Evaluating classifiers in SE research: the ECSER pipeline and two replication studies (springer.com)
One of the most prominent problems with using research results in practice is the lack of replication packages, but this is far from being the only one. Another one, maybe an equally important problem, is the fact that the studies report performance in many different ways.
Since I have a chance to work with colleagues in medicine, I got to learn about their publication culture. It is more advanced than ours (software engineering), but that’s not the point. The main point is that they actually have guidelines on how to report ML studies. Here is an example of such a guideline: Clinician checklist for assessing suitability of machine learning applications in healthcare – PMC (nih.gov)

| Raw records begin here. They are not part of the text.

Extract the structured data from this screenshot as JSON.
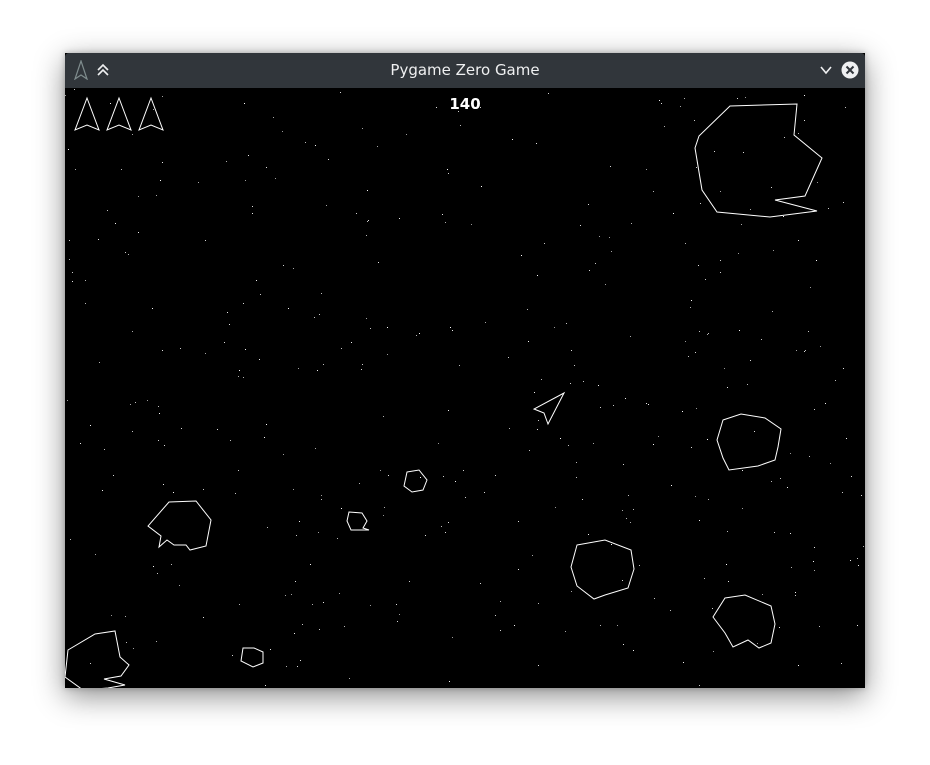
{
  "window": {
    "title": "Pygame Zero Game",
    "titlebar_color": "#31363b",
    "icons": {
      "app": "ship-icon",
      "keep_above": "double-chevron-up-icon",
      "minimize": "chevron-down-icon",
      "close": "close-circle-icon"
    }
  },
  "game": {
    "score": "140",
    "lives": 3,
    "background_color": "#000000",
    "line_color": "#ffffff"
  }
}
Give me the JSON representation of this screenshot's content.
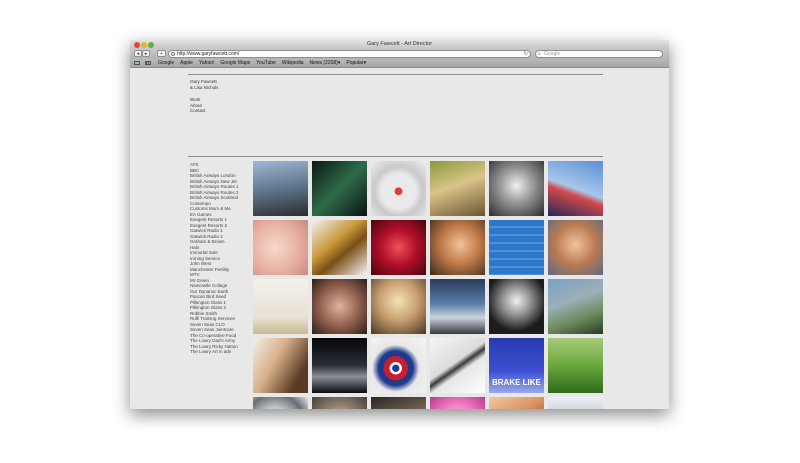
{
  "window": {
    "title": "Gary Fawcett - Art Director"
  },
  "toolbar": {
    "back_label": "◂",
    "forward_label": "▸",
    "add_label": "+",
    "url": "http://www.garyfawcett.com/",
    "search_placeholder": "Google"
  },
  "bookmarks": [
    "Google",
    "Apple",
    "Yahoo!",
    "Google Maps",
    "YouTube",
    "Wikipedia",
    "News (2208)▾",
    "Popular▾"
  ],
  "sidebar": {
    "names": [
      "Gary Fawcett",
      "& Lisa Nichols"
    ],
    "nav": [
      "Work",
      "About",
      "Contact"
    ],
    "clients": [
      "ATS",
      "BBC",
      "British Airways London",
      "British Airways New Jet",
      "British Airways Routes 1",
      "British Airways Routes 2",
      "British Airways Scotland",
      "Contempo",
      "Customs Mum & Me",
      "EA Games",
      "Exegent Resorts 1",
      "Exegent Resorts 2",
      "Gatwick Radio 1",
      "Gatwick Radio 2",
      "Graham & Brown",
      "Halo",
      "Immortal Sole",
      "Ironing Service",
      "John West",
      "Manchester Fertility",
      "MTV",
      "Mr Green",
      "Newcastle College",
      "Our Dynamic Earth",
      "Pascan Bird Seed",
      "Pilkington Glass 1",
      "Pilkington Glass 2",
      "Robbie Smith",
      "Ruffi Training Services",
      "Seven Seas CLO",
      "Seven Seas Jointcare",
      "The Co-operative Food",
      "The Lowry Dad's Army",
      "The Lowry Ricky Hatton",
      "The Lowry Art in ads"
    ]
  },
  "grid": [
    {
      "name": "clock-tower-tile",
      "bg": "linear-gradient(170deg,#9fb9d6 0%,#5a6f84 55%,#2b2b2b 100%)"
    },
    {
      "name": "green-tunnel-tile",
      "bg": "linear-gradient(135deg,#0b1a12 0%,#2e6b4a 50%,#0a1410 100%)"
    },
    {
      "name": "swiss-knife-tile",
      "bg": "radial-gradient(circle at 50% 55%,#e03a3a 0 9%,#eaeaea 10% 42%,#c9c9c9 60%,#efefef 100%)"
    },
    {
      "name": "birds-tile",
      "bg": "linear-gradient(160deg,#8a9a3a 0%,#d9c48a 45%,#6b5530 100%)"
    },
    {
      "name": "laughing-man-tile",
      "bg": "radial-gradient(circle at 50% 45%,#f0f0f0 0%,#9a9a9a 40%,#2a2a2a 100%)"
    },
    {
      "name": "airplane-tail-tile",
      "bg": "linear-gradient(200deg,#5b8fd6 0%,#a8c6ea 50%,#d24848 60%,#1f2a5c 100%)"
    },
    {
      "name": "sleeping-baby-tile",
      "bg": "radial-gradient(circle at 40% 50%,#f7d9cd 0%,#e7b1a3 55%,#c98a7f 100%)"
    },
    {
      "name": "gold-letters-tile",
      "bg": "linear-gradient(140deg,#f2f2f2 0%,#c89a3a 40%,#7a4f15 60%,#f5f5f5 100%)"
    },
    {
      "name": "red-rose-tile",
      "bg": "radial-gradient(circle at 50% 50%,#f0515b 0%,#b3102a 45%,#4a0410 100%)"
    },
    {
      "name": "woman-portrait-tile",
      "bg": "radial-gradient(circle at 55% 45%,#f2c29a 0%,#c07a48 45%,#3a2a1c 100%)"
    },
    {
      "name": "blue-jet-tile",
      "bg": "repeating-linear-gradient(180deg,#2d78c8 0 6px,#4d93dc 6px 8px)"
    },
    {
      "name": "moustache-man-tile",
      "bg": "radial-gradient(circle at 50% 45%,#f4c3a0 0%,#b87a52 50%,#5c6a86 100%)"
    },
    {
      "name": "easel-chair-tile",
      "bg": "linear-gradient(180deg,#f4f1ea 0%,#e7e1d3 70%,#c9b890 100%)"
    },
    {
      "name": "woman-face-tile",
      "bg": "radial-gradient(circle at 50% 50%,#e0b39a 0%,#8a5a4a 55%,#2a1e1a 100%)"
    },
    {
      "name": "blonde-woman-tile",
      "bg": "radial-gradient(circle at 50% 40%,#f5e0b8 0%,#c9a070 45%,#4a3525 100%)"
    },
    {
      "name": "police-van-tile",
      "bg": "linear-gradient(180deg,#2a3b5c 0%,#5a7fa8 45%,#c9d3de 70%,#3a3a3a 100%)"
    },
    {
      "name": "microphone-tile",
      "bg": "radial-gradient(circle at 50% 40%,#f0f0f0 0%,#8c8c8c 35%,#1c1c1c 70%)"
    },
    {
      "name": "crowd-runner-tile",
      "bg": "linear-gradient(160deg,#7aa0c8 0%,#9bb0b8 40%,#6a8a5a 70%,#2c3a2a 100%)"
    },
    {
      "name": "woman-profile-tile",
      "bg": "linear-gradient(120deg,#f2f0ea 0%,#d8b08a 40%,#5a3a25 80%)"
    },
    {
      "name": "dark-shoe-tile",
      "bg": "linear-gradient(180deg,#050608 0%,#2a2e36 50%,#8a8f98 70%,#0a0b0e 100%)"
    },
    {
      "name": "union-jack-tile",
      "bg": "radial-gradient(circle at 45% 55%,#1f3a8c 0 8%,#ffffff 9% 14%,#c81e2e 15% 28%,#1f3a8c 29% 40%,#e8e8e8 55%,#f5f5f5 100%)"
    },
    {
      "name": "pen-tile",
      "bg": "linear-gradient(145deg,#f5f5f5 0%,#dcdcdc 45%,#3a3a3a 52%,#e6e6e6 60%,#ffffff 100%)"
    },
    {
      "name": "brake-poster-tile",
      "bg": "linear-gradient(180deg,#2a3bb0 0%,#3b4fd0 60%,#9aa8e8 100%)",
      "label": "BRAKE LIKE"
    },
    {
      "name": "golf-course-tile",
      "bg": "linear-gradient(180deg,#a8c97a 0%,#6aa83c 50%,#2e6a1c 100%)"
    },
    {
      "name": "steel-bowl-tile",
      "bg": "radial-gradient(circle at 40% 50%,#ffffff 0%,#bfc4c8 40%,#6a6e72 70%,#e8eaec 100%)"
    },
    {
      "name": "young-man-tile",
      "bg": "radial-gradient(circle at 50% 45%,#d8c8b8 0%,#8a7a6a 45%,#3a3430 100%)"
    },
    {
      "name": "hands-tile",
      "bg": "linear-gradient(160deg,#2a2622 0%,#7a6a5a 45%,#d0c0b0 70%,#3a3430 100%)"
    },
    {
      "name": "pink-pig-tile",
      "bg": "radial-gradient(circle at 50% 45%,#ffd0ea 0%,#f07ac0 45%,#b02a80 100%)"
    },
    {
      "name": "drinking-glass-tile",
      "bg": "linear-gradient(150deg,#f0c9a0 0%,#d89060 40%,#8a3a2a 70%,#2a1810 100%)"
    },
    {
      "name": "cheering-man-tile",
      "bg": "linear-gradient(180deg,#eef0f4 0%,#b9c2cc 45%,#4a5260 80%,#2a2e36 100%)"
    }
  ]
}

The paper that I wish to bring up is trying to address a similar aspect of software engineering. The paper reviews existing studies that provide recommendations, e.g., to report confusion matrices or to report statistical significance tests. Then it reviews some of the papers published in respected venues and then it provides actionable guidelines on how to evaluate the performance of machine learning models.